Browse Prior Art Database

Contacting Tunnel Junctions via Damascene Conducting Studs Fabricated using a Sacrificial Organic Dielectric Disclosure Number: IPCOM000020077D
Original Publication Date: 2003-Oct-23
Included in the Prior Art Database: 2003-Oct-23
Document File: 7 page(s) / 84K

Publishing Venue



Magnetic Random Access memories sense their bit values by the measuring the resistance offered to a tunneling current. This requires contacting through a top electrode. We discuss a method of fabricating such an electrode in a fashion that could reduce damage to the magnetic stack and increase across-the-wafer homogeneity.

This text was extracted from a PDF file.
At least one non-text object (such as an image or picture) has been suppressed.
This is the abbreviated version, containing approximately 38% of the total text.

Page 1 of 7

  Contacting Tunnel Junctions via Damascene Conducting Studs Fabricated using a Sacrificial Organic Dielectric


     Magnetic Random Access memories (MRAM) built using dense arrays of Magnetic Tunnel Junctions (MTJ) have been proposed as a universal memory. This is due to the potential they hold to non-volatility, high speed, density and endurance [1-2]. The MRAM bits require to be 'read' by sensing the different Tunnel magneto resistances offered by the device in its two logic. An integration scheme where the MTJs are positioned at the intersections of two mutually perpendicular arrays of word and bitlines is disclosed in prior art [3]. The Magnetic Stack however is a very thin (~ 100's of Angstroms) film. Standard Back end of line (BEOL) integration would not allow for successive metal levels to be placed within such proximity. This necessitates a conducting stud on top of the MTJs to serve as an electrical contact to the wordlines. We disclose herein a technique of fabricating such studs in a fashion that could be least damaging to the magnetic stack underneath.

Etch Uniformity and Corrosion Concerns

     The MTJ stack is a complex multi-layer film consisting of Ferromagnetic and other materials [4]. In order to protect the stack from corrosion, it is capped with a diffusion barrier such as Tantalum and its Nitrides (Ta or TaN) [4]. However subtractive etching of the contact stud often requires the use of corrosive gases such as Cl2 and BCl3. The lack of selectivity between the contact stud material (Thickness ~ 1000's A) and the cap TaN (Thickness ~ 10's of angstroms) and the disparity in thickness results in the corrosive chemistry coming in contact with the top layer of the MTJ stack. This problem is only exacerbated by any etch non-uniformity inherent to the etch tool since that further reduces the process window in overetch. An efficient contact stud definition process must hence target selective stopping on the cap TaN rather than on the magnetic layer.

Selective Stop on MTJ Cap

     It is well know to those skilled in the art that high selectivity against etching TaN can be achieved by the incorporation of Oxygen (O2) in the plasma discharge.
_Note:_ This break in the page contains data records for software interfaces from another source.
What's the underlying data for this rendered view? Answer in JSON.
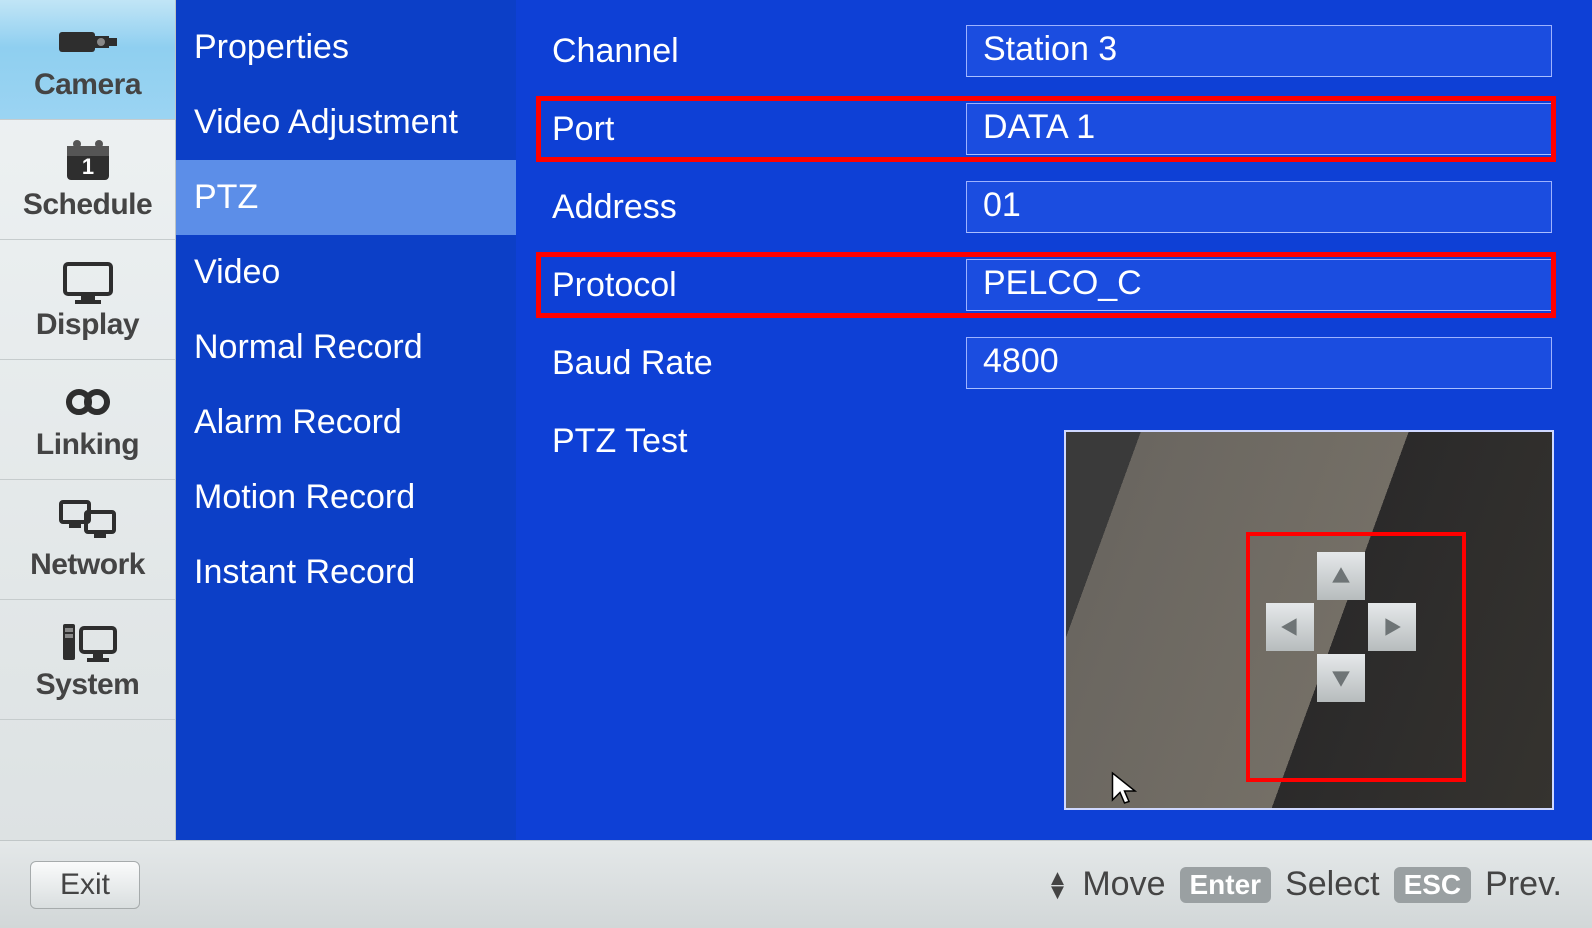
{
  "sidebar": {
    "items": [
      {
        "label": "Camera"
      },
      {
        "label": "Schedule"
      },
      {
        "label": "Display"
      },
      {
        "label": "Linking"
      },
      {
        "label": "Network"
      },
      {
        "label": "System"
      }
    ]
  },
  "submenu": {
    "items": [
      {
        "label": "Properties"
      },
      {
        "label": "Video Adjustment"
      },
      {
        "label": "PTZ"
      },
      {
        "label": "Video"
      },
      {
        "label": "Normal Record"
      },
      {
        "label": "Alarm Record"
      },
      {
        "label": "Motion Record"
      },
      {
        "label": "Instant Record"
      }
    ],
    "selected_index": 2
  },
  "form": {
    "channel": {
      "label": "Channel",
      "value": "Station  3"
    },
    "port": {
      "label": "Port",
      "value": "DATA 1"
    },
    "address": {
      "label": "Address",
      "value": "01"
    },
    "protocol": {
      "label": "Protocol",
      "value": "PELCO_C"
    },
    "baud": {
      "label": "Baud Rate",
      "value": "4800"
    },
    "ptztest": {
      "label": "PTZ Test"
    }
  },
  "footer": {
    "exit": "Exit",
    "move": "Move",
    "enter_key": "Enter",
    "select": "Select",
    "esc_key": "ESC",
    "prev": "Prev."
  }
}
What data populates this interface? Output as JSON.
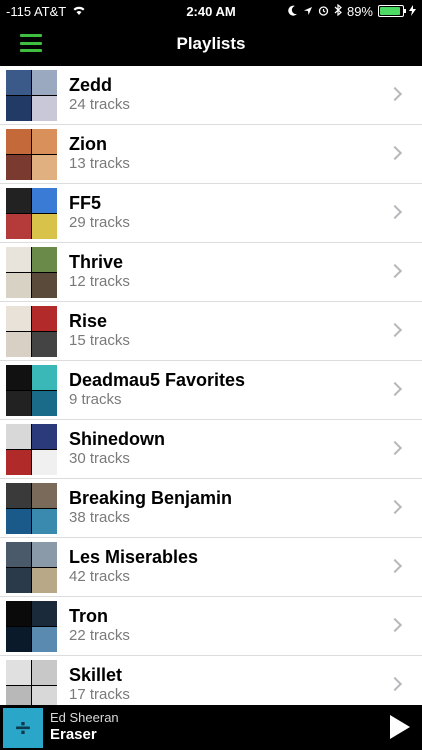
{
  "status_bar": {
    "carrier": "-115 AT&T",
    "time": "2:40 AM",
    "battery_percent": "89%",
    "battery_level": 0.89,
    "icons": [
      "wifi-icon",
      "moon-icon",
      "location-icon",
      "alarm-icon",
      "bluetooth-icon",
      "charging-icon"
    ]
  },
  "nav": {
    "title": "Playlists",
    "menu_icon": "hamburger-menu-icon",
    "accent_color": "#3fbf3f"
  },
  "playlists": [
    {
      "name": "Zedd",
      "tracks": "24 tracks",
      "art_colors": [
        "#3b5a8a",
        "#9aa8c0",
        "#213a66",
        "#c8c8d8"
      ]
    },
    {
      "name": "Zion",
      "tracks": "13 tracks",
      "art_colors": [
        "#c46a3a",
        "#d9905a",
        "#7a3a30",
        "#e0b080"
      ]
    },
    {
      "name": "FF5",
      "tracks": "29 tracks",
      "art_colors": [
        "#222222",
        "#3a7bd5",
        "#b53a3a",
        "#d9c24a"
      ]
    },
    {
      "name": "Thrive",
      "tracks": "12 tracks",
      "art_colors": [
        "#e8e4dc",
        "#6a8a4a",
        "#d8d2c4",
        "#5a4a3a"
      ]
    },
    {
      "name": "Rise",
      "tracks": "15 tracks",
      "art_colors": [
        "#e8e2d8",
        "#b22a2a",
        "#d8d0c4",
        "#444444"
      ]
    },
    {
      "name": "Deadmau5 Favorites",
      "tracks": "9 tracks",
      "art_colors": [
        "#111111",
        "#3ab8b8",
        "#222222",
        "#1a6a8a"
      ]
    },
    {
      "name": "Shinedown",
      "tracks": "30 tracks",
      "art_colors": [
        "#d8d8d8",
        "#2a3a7a",
        "#b02a2a",
        "#f0f0f0"
      ]
    },
    {
      "name": "Breaking Benjamin",
      "tracks": "38 tracks",
      "art_colors": [
        "#3a3a3a",
        "#7a6a5a",
        "#1a5a8a",
        "#3a8ab0"
      ]
    },
    {
      "name": "Les Miserables",
      "tracks": "42 tracks",
      "art_colors": [
        "#4a5a6a",
        "#8a9aa8",
        "#2a3a4a",
        "#b8a888"
      ]
    },
    {
      "name": "Tron",
      "tracks": "22 tracks",
      "art_colors": [
        "#0a0a0a",
        "#1a2a3a",
        "#0a1a2a",
        "#5a8ab0"
      ]
    },
    {
      "name": "Skillet",
      "tracks": "17 tracks",
      "art_colors": [
        "#e0e0e0",
        "#c8c8c8",
        "#b8b8b8",
        "#d8d8d8"
      ]
    }
  ],
  "now_playing": {
    "artist": "Ed Sheeran",
    "track": "Eraser",
    "art_symbol": "÷",
    "art_color": "#2aa6c9"
  }
}
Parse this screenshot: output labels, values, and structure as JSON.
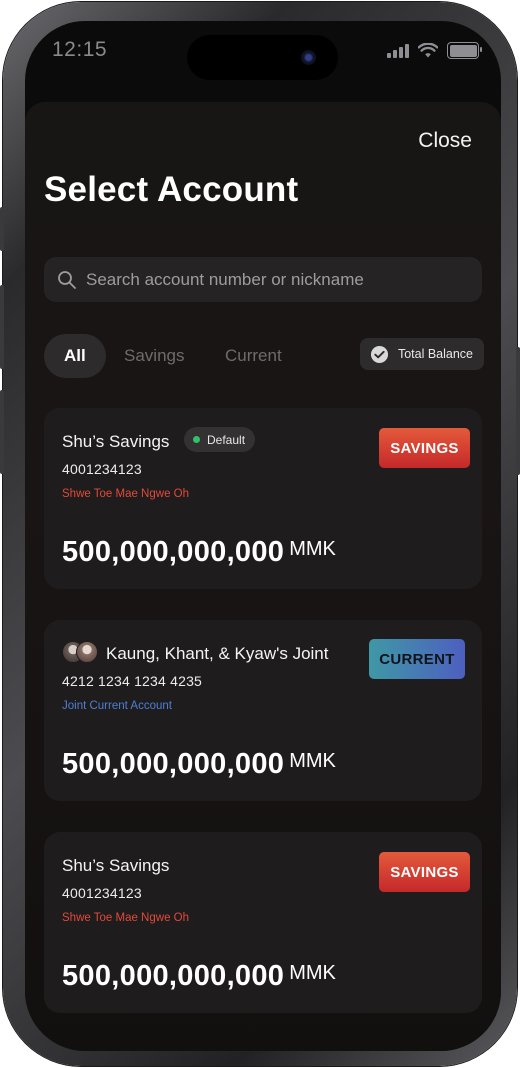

Oxygen is known to passivate the surface of TaN by the formation of ceramic-like Tantalum Oxy-nitrides (TaON). These Tantalum oxide materials are known to have low sputter yield and hence a low etch rate in physical sputtering. Hence we propose the use of Oxygen based plasma in the formation of the contact stud. However, the metals desirable for the contact stud formation are neither etchable using oxygen plasma nor can one ensure selectivity against the photoresist mask used for patterning the contact stud. In order to circumvent these said drawbacks


Page 2 of 7

and yet have the benefits of a selective stop on the TaN during the Conductive Stud formation; we propose a damascene scheme.

Damascene Scheme using an Organic Dielectric

     Fig.1 illustrates the proposed integration scheme. We e...